Military people are retiring at too young an age and at too great a cost to the Treasury, according to a heavily supported view within President Carter's advisory panel.
The majority of the nine-member commission President Carter appointed in June -- and said would shape his recommendations to Congress -- has indicated that military people should no longer be able to retire after 20 years' service at half pay, as they can now.
Instead, the majority is leaning toward requiring service men and women to reach age 55 and serve at least 30 years to qualify for full retirement. Shorter service would be compensated on a reduced basis as in civilian retirement programs.
Retirement pay is eating up a growing share of the Pentagon budget, with the cost thought likely to reach $10 billion this coming fiscal year and $37 billion for the year 2000 if changes are not made.
Military leaders have been warning the President's Commission on Military Compensation against making any changes in the retirement system for fear of spreading disillusionment in the career force.
But commission members have recently gone beyond taking testimony and have started expressing their dismay with the military retirement structure and its impact.
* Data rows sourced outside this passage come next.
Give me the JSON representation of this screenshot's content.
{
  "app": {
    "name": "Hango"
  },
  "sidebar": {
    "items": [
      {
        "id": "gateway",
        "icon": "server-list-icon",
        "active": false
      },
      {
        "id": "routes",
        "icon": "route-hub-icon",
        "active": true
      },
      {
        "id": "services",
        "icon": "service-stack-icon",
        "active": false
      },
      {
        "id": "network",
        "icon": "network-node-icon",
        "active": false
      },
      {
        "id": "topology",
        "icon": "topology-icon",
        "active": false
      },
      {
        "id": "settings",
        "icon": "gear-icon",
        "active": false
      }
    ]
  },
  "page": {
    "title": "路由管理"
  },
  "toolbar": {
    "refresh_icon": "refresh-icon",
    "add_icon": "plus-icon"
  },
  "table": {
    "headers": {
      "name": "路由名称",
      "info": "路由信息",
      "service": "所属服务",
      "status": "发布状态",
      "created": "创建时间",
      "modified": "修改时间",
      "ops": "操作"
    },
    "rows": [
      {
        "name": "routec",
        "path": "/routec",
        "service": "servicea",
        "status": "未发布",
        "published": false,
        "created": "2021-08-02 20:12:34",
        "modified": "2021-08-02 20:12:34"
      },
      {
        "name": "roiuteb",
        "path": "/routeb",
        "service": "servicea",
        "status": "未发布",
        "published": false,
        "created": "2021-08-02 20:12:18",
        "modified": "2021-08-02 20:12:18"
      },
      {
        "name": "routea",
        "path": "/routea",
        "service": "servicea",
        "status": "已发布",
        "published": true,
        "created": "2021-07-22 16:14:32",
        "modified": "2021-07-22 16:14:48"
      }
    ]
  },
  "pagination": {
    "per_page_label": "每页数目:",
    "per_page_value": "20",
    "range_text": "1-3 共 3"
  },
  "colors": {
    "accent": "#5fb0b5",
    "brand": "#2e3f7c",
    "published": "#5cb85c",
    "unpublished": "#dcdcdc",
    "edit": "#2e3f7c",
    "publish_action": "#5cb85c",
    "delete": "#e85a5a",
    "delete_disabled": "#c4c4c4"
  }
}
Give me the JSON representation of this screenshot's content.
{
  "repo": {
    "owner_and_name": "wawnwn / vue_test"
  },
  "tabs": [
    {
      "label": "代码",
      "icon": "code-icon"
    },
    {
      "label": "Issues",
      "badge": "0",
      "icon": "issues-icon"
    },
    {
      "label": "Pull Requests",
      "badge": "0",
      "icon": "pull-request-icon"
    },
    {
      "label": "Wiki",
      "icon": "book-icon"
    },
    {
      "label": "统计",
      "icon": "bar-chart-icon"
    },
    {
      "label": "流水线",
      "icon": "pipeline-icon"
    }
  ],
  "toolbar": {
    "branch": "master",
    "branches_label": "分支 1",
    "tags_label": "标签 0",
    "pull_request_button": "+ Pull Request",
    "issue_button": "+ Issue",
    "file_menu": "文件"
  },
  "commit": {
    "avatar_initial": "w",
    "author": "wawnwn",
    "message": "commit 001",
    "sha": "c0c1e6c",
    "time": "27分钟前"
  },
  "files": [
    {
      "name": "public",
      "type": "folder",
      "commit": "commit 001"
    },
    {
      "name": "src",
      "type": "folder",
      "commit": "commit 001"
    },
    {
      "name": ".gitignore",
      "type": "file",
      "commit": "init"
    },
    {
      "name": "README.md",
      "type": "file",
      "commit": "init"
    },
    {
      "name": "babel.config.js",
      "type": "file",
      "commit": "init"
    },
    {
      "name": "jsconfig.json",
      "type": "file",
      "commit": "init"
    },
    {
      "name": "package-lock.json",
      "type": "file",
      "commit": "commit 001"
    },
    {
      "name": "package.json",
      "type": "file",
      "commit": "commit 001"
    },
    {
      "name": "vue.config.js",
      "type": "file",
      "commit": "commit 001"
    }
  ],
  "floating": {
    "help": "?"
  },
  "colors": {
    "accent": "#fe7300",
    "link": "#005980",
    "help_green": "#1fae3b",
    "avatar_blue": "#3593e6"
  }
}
Walter H. Page, president of the Morgan Guaranty Trust Co., who is on the commission's retirement subcommittee, said the current system amounts to "inhumanity" because it consists of "holding out a bribe" to a serviceman to make him "do something which he really hates like hell."
Page expressed that view at a commission meeting in Hartford, Conn., last week. The transcript became available yesterday.
"When I see people who don't really get any satisfaction out of their jobs" but only stay in them for retirement benefits, "I know you have got an inefficient person," Page said.
Commission member Jane C. Pfeiffer, an IBM management specialist, said at the meeting that today's young service people seem to want to be financially rewarded for jobs well done as they go along rather than wait for a generous retirement at the end of their careers. This aspect of the military retirement system, she said "bothers me greatly."
John H. Filer, a third civilian commission member, who is board chairman of Aetna Life and Casualty, said it would be "almost impossible" to keep the current military retirement system in force.
Thomas Ehrlich, president of Legal Service Corp., said he favored setting a minimum age for military officers to retire, "like 55." Commission chairman Charles J. Zwick, president of Southeast Banking Corp., sent word to the Hartford meeting, which he did not attend, that he would be "comfortable" with requiring 30 years' military service to qualify for full retirement.
The remarks at the Jan. 5 meeting were the first time the commissioners indicated how they stood on one military retirement issue after assessing months of testimony. Five of the nine commissioners have suggested reforms.
Two panel members are retired Army generals. William E. DePuy and Benjamin O. Davis Jr. Both have been warning against scrapping the incentives embodied in the current retirement system, although DePuy said at the Hartford meeting that he could go along with raising the retirement age for officers.
However, DePuy said that it would be risky to alter retirement now available to enlisted people. "We are getting more quality sergeants and petty officers per dollar under the current system than I suspect we will get under any other system," he said.
The military retirement program, DePuy continued, "is an instrument for persuading soldiers and petty officers to take assignments to unpleasant places without their families, because if they don't take it, they lose the 20 year retirement. You can say it is ruthless. I say it is effective."
Changing the system to one where retirement would be vested like civilian programs would mean that "the minute somebody gets assigned to a disagreeable spot, why he is likely to pick up his equity and walk out the door," DePuy said.
The commission is scheduled to report to Defense Secretary Harold Brown and President Carter by March 15 so that recommendations can be used in drafting military retirement legislation for Congress.
Congress has failed to act on proposed revisions of the military retirement system in the past and may refuse to do so again in this election year unless the President exerts pressure.
The presidential commission is weighing whether to recommend exempting everyone now in the military from any new retirement system, exempting only those with more than four years' service, or exempting only those with 10 or more years' service.